Amazon Web Services outage, the company has now issued a statement explaining the incident. Also, Netflix has issued its much anticipated blog post detailing how it managed to stay up during the outage, and SimpleGeo explained its own strategy.More than one week after the now infamous
More details after the jump.
AWS' Official Statement
According to AWS, the problem stems from an error that occurred during a network upgrade. The error caused a brief network outage. Elastic Block Storage (EBS) volumes went into a "re-mirroring storm" when network connectivity was restored. The sheer number of EBS volumes trying to re-mirror caused the EBS control plane to become overloaded, preventing customers from being able to create new EBS instances.
AWS downplays the impact of the EBS crash on other Availability Zones. AWS claims that only 2.5% of Relational Database Service customers with multi-zone accounts had trouble. It does, however, acknowledge that many customers rely on the EBS control plane to recover from failures: "Our EBS control plane is designed to allow users to access resources in multiple Availability Zones while still being tolerant to failures in individual zones. This event has taught us that we must make further investments to realize this design goal."

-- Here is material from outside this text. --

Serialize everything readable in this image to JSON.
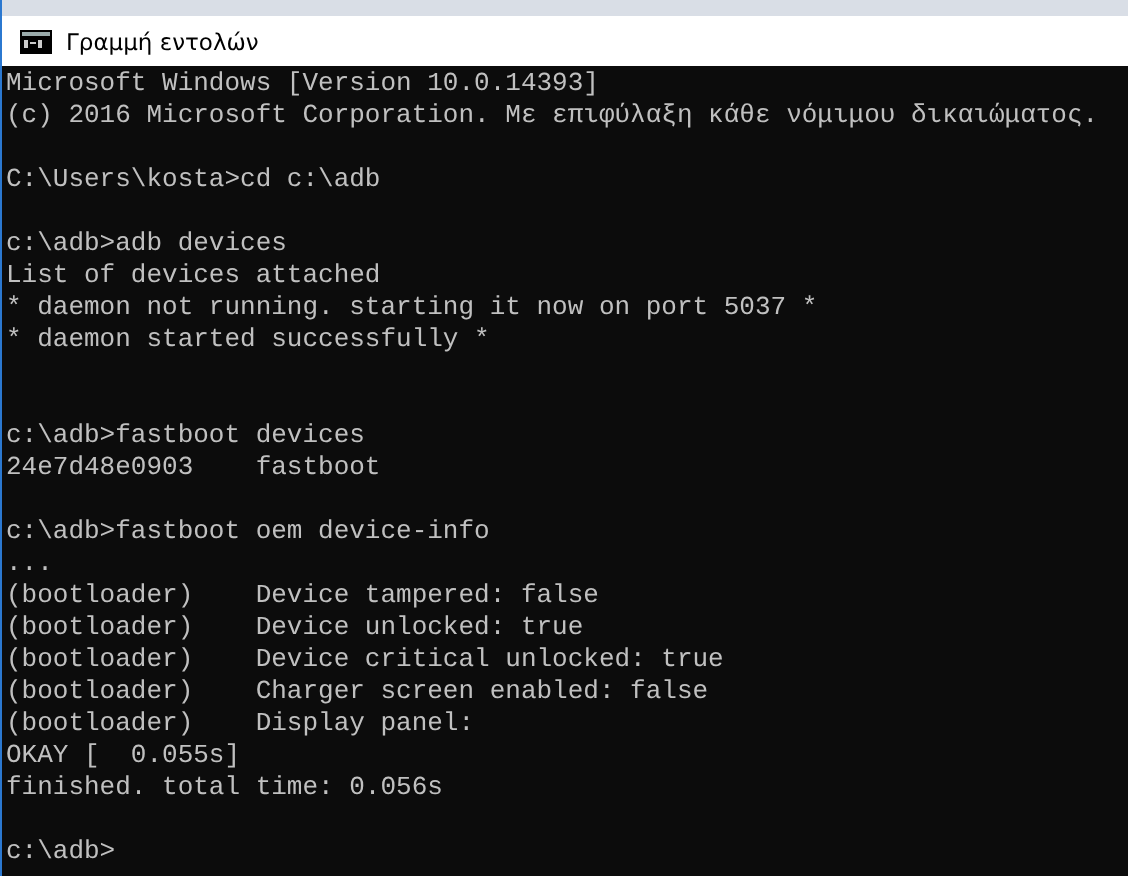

AWS also says it will make it easier for its customers to take advantage of multiple zones. AWS also admitted to having trouble with its customer communication.
AWS is providing a 10 day credit equal to 100% usage to all customers with an attached EBS volume, relieving concerns that the company wouldn't consider the EBS outage part of the EC2 SLA.

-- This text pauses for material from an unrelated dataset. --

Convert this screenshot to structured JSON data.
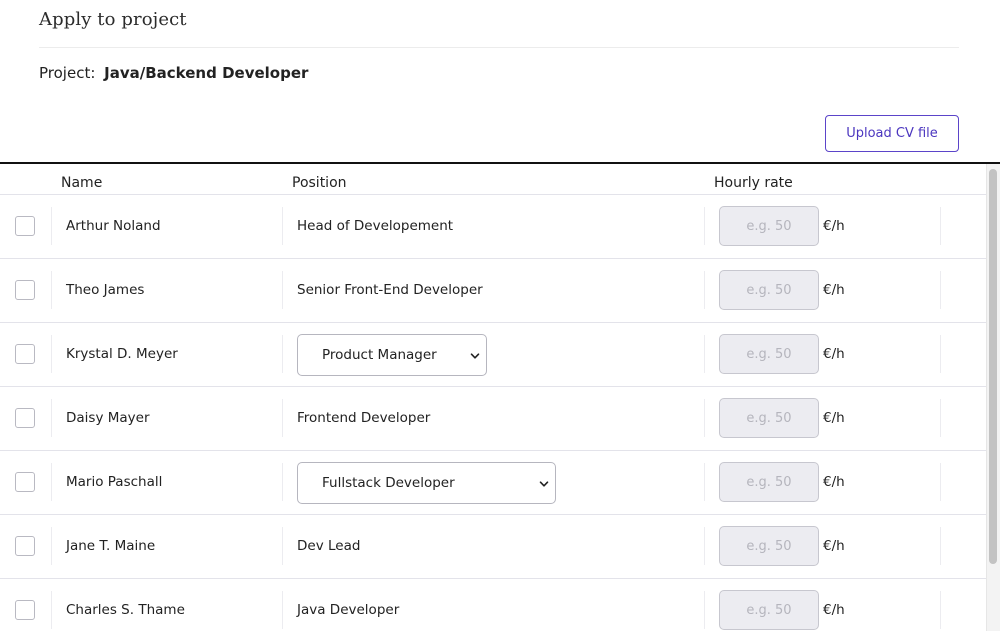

Netflix engineers Adrian Cockroft, Cory Hicks and Greg Orzell posted a long lessons learned summary to the Netflix Tech Blog. The team says it will automate its zone fail-over and recovery process, host its services in multiple regions and further reduce its dependence on EBS.
SimpleGeo's team posted an article titled How SimpleGeo Stayed Up During The AWS Downtime. The company relied mostly on multi-zone deployment. The interesting part is that SimpleGeo relied heavily on EBS, but managed to make it through the outage with very little downtime. AWS doesn't offer a multi-zone option for EBS. SimpleGeo didn't detail how it managed its multi-zone EBS deployments, but presumably the team has its own system for replicating data between the data stores since it wasn't possible to create new EBS volumes during the outage.